- Youku Tudou leads ADR gains as trading resumes after holiday
- Yingli plunges as solar maker lowers 2015 shipment estimate
The biggest U.S. exchange-traded fund tracking mainland Chinese stocks rose the most in two months and the country’s American depositary receipts rallied as the government’s latest efforts to support the equity market eased concern that a $5 trillion rout will deepen.
The Deutsche X-trackers Harvest CSI 300 China A-Shares ETF jumped 12 percent to $33.60 at the close in New York as U.S. trading resumed after a holiday. The Bloomberg China-US Equity Index rose 1.8 percent. Those gains followed a 2.9 percent advance in the Shanghai Composite Index, which reversed a decline in the last hour of trading.
Chinese exchanges said Monday that they are considering a circuit breaker tied to shares of the nation’s biggest companies to protect investors’ interests. The government spent 1.5 trillion yuan ($236 billion) from the start of the selloff three months ago through August trying to shore up the stock market, according to Goldman Sachs Group Inc. Tuesday’s late-day rally in Shanghai came amid speculation state-backed funds bought shares after economic data showed signs of further weakness.
“U.S. investors see the Chinese government so determined to stabilize the market that they think it will probably do so, at least temporarily,” Henry Guo, an analyst at Summit Research Partners, said by phone Tuesday. “But the weakening Chinese economy will still worry investors in the coming weeks, so the market will fluctuate.”
People’s Bank of China Governor Zhou Xiaochuan said over the weekend that the rout in Chinese equities is close to ending, and that state intervention prevented systemic risk and stopped a free-fall.
“I’m bullish on China,” Warren Buffett, the chairman and largest shareholder of Berkshire Hathaway Inc., said in a Bloomberg Television interview on Tuesday. “Overall we’ve kept moving forward and China will be the same way,” he said. “We’re open to ideas any place.”

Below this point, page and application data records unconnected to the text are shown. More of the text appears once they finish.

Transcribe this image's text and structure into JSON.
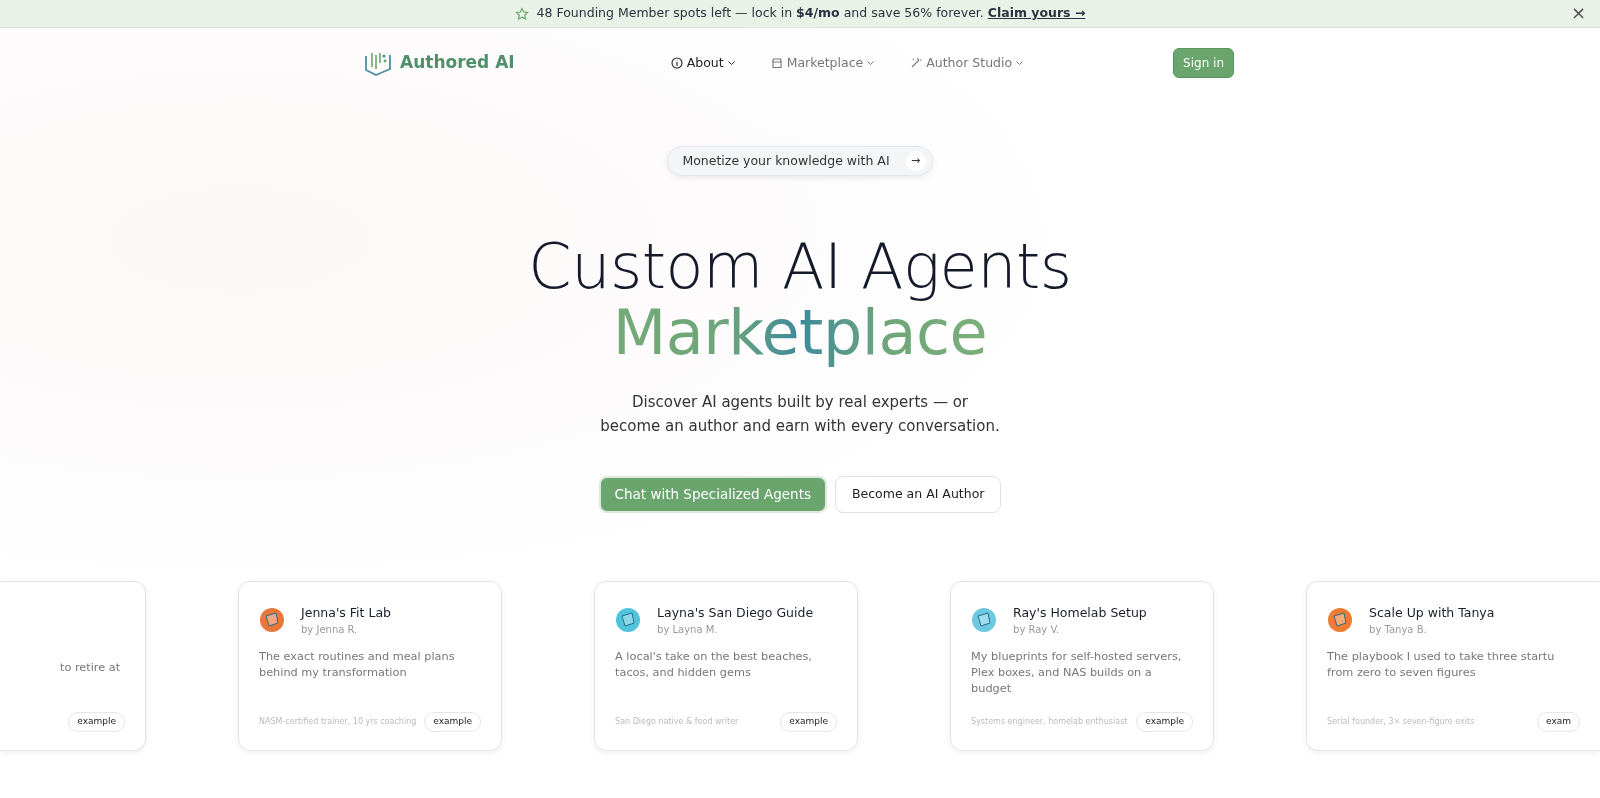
{
  "announcement": {
    "text": "48 Founding Member spots left — lock in **$4/mo** and save 56% forever.",
    "link": "Claim yours →",
    "close": "×"
  },
  "navbar": {
    "brand": "Authored AI",
    "items": [
      {
        "label": "About",
        "active": true
      },
      {
        "label": "Marketplace",
        "active": false
      },
      {
        "label": "Author Studio",
        "active": false
      }
    ],
    "sign_in": "Sign in"
  },
  "hero": {
    "pill": "Monetize your knowledge with AI",
    "pill_arrow": "→",
    "title": "Custom AI Agents",
    "title_accent": "Marketplace",
    "subtitle_lines": [
      "Discover AI agents built by real experts — or",
      "become an author and earn with every conversation."
    ],
    "buttons": [
      {
        "label": "Chat with Specialized Agents",
        "kind": "primary"
      },
      {
        "label": "Become an AI Author",
        "kind": "outline"
      }
    ]
  },
  "agents": [
    {
      "kind": "partial-left",
      "description": "to retire at",
      "tag": "example"
    },
    {
      "kind": "full",
      "title": "Jenna's Fit Lab",
      "author": "by Jenna R.",
      "description": "The exact routines and meal plans behind my transformation",
      "credential": "NASM-certified trainer, 10 yrs coaching",
      "tag": "example"
    },
    {
      "kind": "full",
      "title": "Layna's San Diego Guide",
      "author": "by Layna M.",
      "description": "A local's take on the best beaches, tacos, and hidden gems",
      "credential": "San Diego native & food writer",
      "tag": "example"
    },
    {
      "kind": "full",
      "title": "Ray's Homelab Setup",
      "author": "by Ray V.",
      "description": "My blueprints for self-hosted servers, Plex boxes, and NAS builds on a budget",
      "credential": "Systems engineer, homelab enthusiast",
      "tag": "example"
    },
    {
      "kind": "partial-right",
      "title": "Scale Up with Tanya",
      "author": "by Tanya B.",
      "description": "The playbook I used to take three startu from zero to seven figures",
      "credential": "Serial founder, 3× seven-figure exits",
      "tag": "exam"
    }
  ]
}
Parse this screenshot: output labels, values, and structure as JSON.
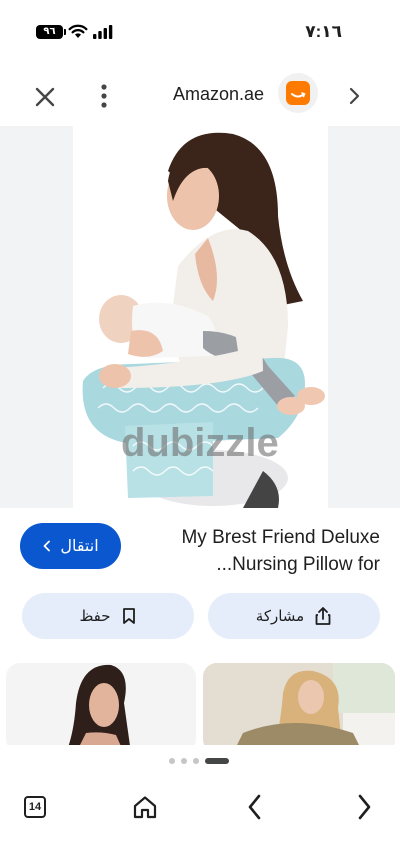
{
  "status_bar": {
    "time": "٧:١٦",
    "battery": "٩٦"
  },
  "header": {
    "site_name": "Amazon.ae"
  },
  "image": {
    "watermark": "dubizzle"
  },
  "product": {
    "title_line1": "My Brest Friend Deluxe",
    "title_line2": "...Nursing Pillow for"
  },
  "buttons": {
    "visit_label": "انتقال",
    "save_label": "حفظ",
    "share_label": "مشاركة"
  },
  "bottom_nav": {
    "tab_count": "14"
  },
  "colors": {
    "accent": "#0b57d0",
    "tonal_button": "#e5edfa",
    "site_logo": "#ff7a00"
  }
}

Video website operator Youku Tudou Inc. led gains among ADRs, jumping 8.8 percent to $17.03. Yingli Green Energy Holding Co., which was the biggest solar panel maker until last year, plunged 20 percent to 58 cents, the lowest on the record. The Chinese manufacturer cut its outlook for shipments and said it will write down the value of its assets, resulting in a “significant” charge in the third quarter.
Chinese stocks have slumped as the country’s gross domestic product expands at the slowest pace in 25 years. Data Tuesday showed exports declined in August, signaling weak demand in regions such as Europe and adding to growth pressures facing the world’s second-largest economy. Outbound shipments dropped 6.1 percent in August in yuan terms from a year earlier, while imports plummeted 14.3 percent, the government data showed on Tuesday.
Many in China have “followed the government” into the equity bubble, while it’s naive of the Chinese to believe the bubble will keep rising, Carson Block, the founder of Muddy Waters, said in an interview on BNN television on Tuesday.
The iShares China Large-Cap ETF, which tracks Chinese stocks traded in Hong Kong, rallied 7.1 percent to $35.95 in the steepest gain since early May. The Bloomberg gauge of Chinese ADRs advanced to 97.67, rising for the first time in three days.